February 11, 2011
Historic Trades Blacksmiths Move This Weekend to Temporary Quarters To Allow Next Steps in Rebuilding Wartime Williamsburg Industrial Complex
The blacksmiths of Colonial Williamsburg’s historic trades move their operations temporarily to the Elkanah Deane Shop this weekend to allow construction of a new armoury building at the James Anderson Armoury site, the Historic Area’s newest reconstruction project. The Deane Shop is located in the Historic Area near Palace Green on Prince George Street. A Colonial Williamsburg admission ticket is required.
The blacksmith shop at the Anderson site will close at the end of the day Saturday, Feb. 12. The blacksmiths will re-open at the Deane Shop Tuesday, Feb. 15. Two historic trades — the wheelwrights and blacksmiths — will share the Deane Shop for approximately one year until construction of a new armoury building is complete in the spring of 2012. Completion of the entire armoury project is expected in 2013.
The James Anderson site will close to the public Sunday, Feb. 13 to allow the next steps involved in the project: demolition of the current blacksmith shop and construction of the armoury; construction of a workshop, two small storage buildings and a privy; continued archaeology of the site; and completion of the new kitchen building. The site will open after preliminary and preparation work at the site is complete so that guests may observe the archaeology and historic trades work on the new construction.
Guests may see historic trades carpenters and joiners preparing materials for the Anderson project at Great Hopes Plantation and the joinery near the Capitol. A Colonial Williamsburg admission ticket is required.
When complete, the Anderson’s Blacksmith Shop and Public Armoury project will depict Williamsburg’s leading role in the American Revolution — when former royal subjects took on new freedoms and responsibilities as self-governing citizens of an independent republic. The site will reflect the complexity and urgency of mounting a war effort against the world’s most powerful 18th-century nation. A $4.5 million gift from Forrest E. Mars Jr. is enabling the reconstruction and endowment of one of wartime Williamsburg’s most important industrial sites. James Anderson was appointed public armourer in 1776 by the General Assembly of the newly independent Commonwealth of Virginia. In the immediate wake of his appointment, Anderson began to enlarge his small, commercial blacksmithing operation into an extensive and diverse public manufactory.
Follow progress at the Anderson site online at http://www.history.org/webcams/anderson.cfm and http://www.history.org/webcams/armoury.cfm
The Colonial Williamsburg Foundation is the not-for-profit educational and cultural organization dedicated to the preservation, interpretation and presentation of the restored 18th-century Revolutionary capital of Virginia.
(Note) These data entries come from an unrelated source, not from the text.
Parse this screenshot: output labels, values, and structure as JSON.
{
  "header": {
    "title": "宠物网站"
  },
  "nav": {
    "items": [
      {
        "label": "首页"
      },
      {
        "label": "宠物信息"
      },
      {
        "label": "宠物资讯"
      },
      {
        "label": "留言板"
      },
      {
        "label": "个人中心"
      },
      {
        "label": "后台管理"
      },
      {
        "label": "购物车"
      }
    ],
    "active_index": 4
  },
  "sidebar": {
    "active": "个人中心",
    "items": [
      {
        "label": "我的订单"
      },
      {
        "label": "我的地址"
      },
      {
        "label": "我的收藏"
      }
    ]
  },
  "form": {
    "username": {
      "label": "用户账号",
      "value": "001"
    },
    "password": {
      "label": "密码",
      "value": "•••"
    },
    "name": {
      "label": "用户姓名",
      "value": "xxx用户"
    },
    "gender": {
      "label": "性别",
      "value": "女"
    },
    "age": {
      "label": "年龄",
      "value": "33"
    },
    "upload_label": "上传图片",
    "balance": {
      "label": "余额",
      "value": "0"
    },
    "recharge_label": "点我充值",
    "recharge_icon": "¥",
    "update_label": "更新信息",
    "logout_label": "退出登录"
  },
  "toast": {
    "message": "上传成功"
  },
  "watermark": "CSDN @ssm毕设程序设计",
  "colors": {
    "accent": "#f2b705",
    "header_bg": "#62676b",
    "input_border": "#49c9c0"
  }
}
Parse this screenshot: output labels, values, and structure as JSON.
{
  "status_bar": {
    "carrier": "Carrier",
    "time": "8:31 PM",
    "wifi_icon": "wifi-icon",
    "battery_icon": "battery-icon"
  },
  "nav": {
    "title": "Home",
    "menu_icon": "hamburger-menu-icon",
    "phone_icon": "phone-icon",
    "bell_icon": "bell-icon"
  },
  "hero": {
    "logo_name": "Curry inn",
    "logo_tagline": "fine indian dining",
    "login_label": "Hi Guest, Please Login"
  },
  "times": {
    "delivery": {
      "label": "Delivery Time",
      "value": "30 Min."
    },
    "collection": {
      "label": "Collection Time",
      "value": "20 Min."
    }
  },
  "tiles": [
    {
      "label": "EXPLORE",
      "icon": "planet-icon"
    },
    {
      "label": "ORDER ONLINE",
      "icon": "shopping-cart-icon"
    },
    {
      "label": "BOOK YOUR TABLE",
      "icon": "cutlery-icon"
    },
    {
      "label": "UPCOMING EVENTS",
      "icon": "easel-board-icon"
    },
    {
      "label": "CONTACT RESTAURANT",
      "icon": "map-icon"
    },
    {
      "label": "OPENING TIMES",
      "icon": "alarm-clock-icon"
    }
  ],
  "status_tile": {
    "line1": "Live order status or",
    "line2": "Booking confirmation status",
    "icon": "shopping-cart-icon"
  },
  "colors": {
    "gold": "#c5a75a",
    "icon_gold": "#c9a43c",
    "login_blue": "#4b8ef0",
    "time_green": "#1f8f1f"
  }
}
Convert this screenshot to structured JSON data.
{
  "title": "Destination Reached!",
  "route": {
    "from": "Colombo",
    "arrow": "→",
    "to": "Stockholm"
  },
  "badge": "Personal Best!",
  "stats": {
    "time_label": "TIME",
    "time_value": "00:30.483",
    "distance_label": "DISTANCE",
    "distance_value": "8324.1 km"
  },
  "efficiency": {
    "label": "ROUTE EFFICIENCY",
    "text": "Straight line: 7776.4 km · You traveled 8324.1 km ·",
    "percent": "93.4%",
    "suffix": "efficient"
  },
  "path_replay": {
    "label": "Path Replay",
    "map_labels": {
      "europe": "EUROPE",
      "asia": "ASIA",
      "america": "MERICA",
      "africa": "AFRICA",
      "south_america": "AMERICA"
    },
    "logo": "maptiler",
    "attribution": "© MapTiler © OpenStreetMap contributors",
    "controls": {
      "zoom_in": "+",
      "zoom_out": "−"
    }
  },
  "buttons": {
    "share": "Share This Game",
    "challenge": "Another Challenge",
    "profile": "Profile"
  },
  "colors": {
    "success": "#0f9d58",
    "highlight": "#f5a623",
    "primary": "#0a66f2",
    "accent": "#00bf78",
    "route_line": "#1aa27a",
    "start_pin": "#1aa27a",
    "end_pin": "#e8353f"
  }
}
This town-sized living history museum tells the inspirational stories of our journey to become Americans through programs in the Historic Area and through the award-winning Revolutionary City program. Explore The Art Museums of Colonial Williamsburg and discover the DeWitt Wallace Decorative Arts Museum featuring the best in British and American decorative arts from 1670 – 1830 and the Abby Aldrich Rockefeller Folk Art Museum home to the nation’s premier collection of American folk art, comprising more than 5,000 folk art objects made during the 18th, 19th and 20th centuries. Colonial Williamsburg Hotels feature conference spaces and recreation activities from spa and fine dining to world-class golf. Colonial Williamsburg is committed to expanding its thought-provoking programming through education outreach on-site and online. Purchase of Colonial Williamsburg products and services supports the preservation, research and educational programs of the Foundation. Philanthropic support by individuals, corporations, and foundations benefits the educational mission of The Colonial Williamsburg Foundation.
Williamsburg is located in Virginia’s Tidewater region, 20 minutes from Newport News, within an hour’s drive of Richmond and Norfolk, and 150 miles south of Washington, D.C. For more information about Colonial Williamsburg, call 1-800-HISTORY or visit Colonial Williamsburg’s website at www.history.org.